MASSACHUSETTS: Inspectors cite hospital cafes
Posted: November 29th, 2009 - 8:27pm
Source: Boston Herald
Health inspectors found fruit flies, inadequate hand-washing, bacteria-producing food storage temperatures and dozens of other unsanitary conditions at Hub hospital cafeterias in 2008 and 2009, a Herald review of city records found.
Cafeterias in 10 of the 12 major Boston hospitals had failing grades on their most recent surprise food inspections, according to the city-run Mayor’s Food Court Web site.
Hospital cafeterias have an urgent inspection priority, said Tom Goodfellow, an assistant commissioner at the city’s Inspectional Services Department. Hospital cafeterias are inspected three times a year - more often than restaurants or grocery stores.
“This is a highly susceptible population,” Goodfellow said. “We want to make sure they are protected.”
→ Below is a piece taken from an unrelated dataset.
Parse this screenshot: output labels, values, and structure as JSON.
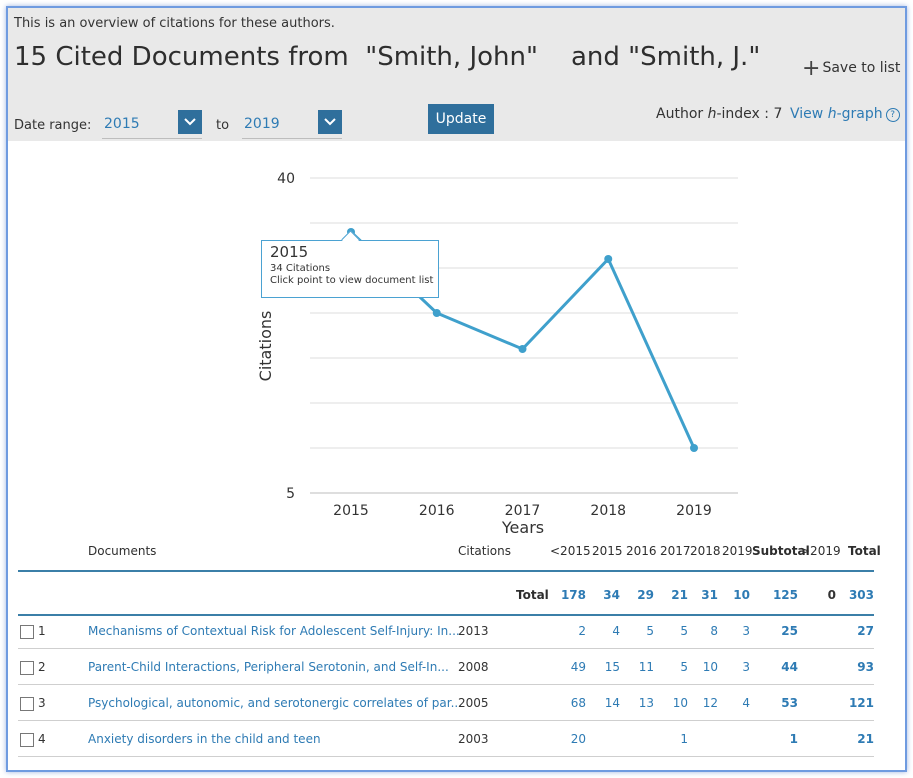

Area hospitals are responsive and quick to address violations, Goodfellow emphasized.
“The hospitals take it very seriously,” he said.
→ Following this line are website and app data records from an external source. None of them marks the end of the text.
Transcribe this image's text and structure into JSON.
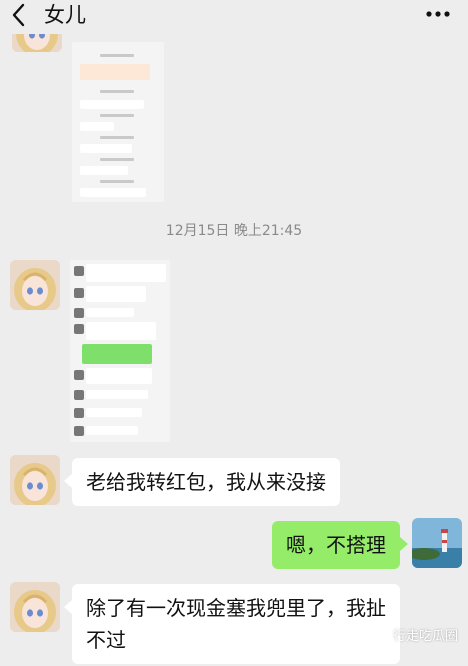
{
  "header": {
    "title": "女儿",
    "back_icon": "chevron-left-icon",
    "more_icon": "ellipsis-icon"
  },
  "timestamp": "12月15日 晚上21:45",
  "messages": [
    {
      "side": "left",
      "type": "image"
    },
    {
      "side": "left",
      "type": "image"
    },
    {
      "side": "left",
      "type": "text",
      "text": "老给我转红包，我从来没接"
    },
    {
      "side": "right",
      "type": "text",
      "text": "嗯，不搭理"
    },
    {
      "side": "left",
      "type": "text",
      "text": "除了有一次现金塞我兜里了，我扯\n不过"
    }
  ],
  "watermark": "行走吃瓜圈",
  "colors": {
    "background": "#ededed",
    "self_bubble": "#95ec69",
    "other_bubble": "#ffffff"
  }
}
Inspectors’ reports included:
More than 400 violations in two years, including 78 critical violations listed as having the potential to cause food-borne illness, 28 critical violations and 330 non-critical violations;
36 violations for unsafe handling or storage of meat, fish or egg products, including one incident of chicken stored at 105 degrees; and 12 violations involving dairy products, including one incident of milk stored at 59 degrees
10 violations for fruit flies and one for a dead mouse found at a hospital in 2008.
In all cases, the records show, hospital staff fixed the problems for follow-up inspections, which occurred 24 hours to 30 days later, depending on severity.
Among the hospitals with a high number of citations was New England Baptist Hospital, which had 12 critical food-borne illness violations and 88 non-critical violations in 2008 and 2009. Inspectors found chicken and cheese kept at unsafe temperatures and no hot water at locker-room sinks.
Charlie Mahan, director of food services, said some violations involved the salad bar, where a new employee was working. As a result, staff were retrained.
Under the new system to take effect in Jan., food establishments with one or more critical violations will be listed as having a “violation” instead of a fail. Those with no violations or minor violations will be listed as passing. Only establishments that are temporarily shut down will be failed, he said.
But even one critical violation is disturbing, said Bill Marler, a Seattle attorney who handles food poisoning litigation.
“It’s the very young, the very old and the immune-compromised that are the most vulnerable, and those are the same people you’d find in a hospital,” Marler said.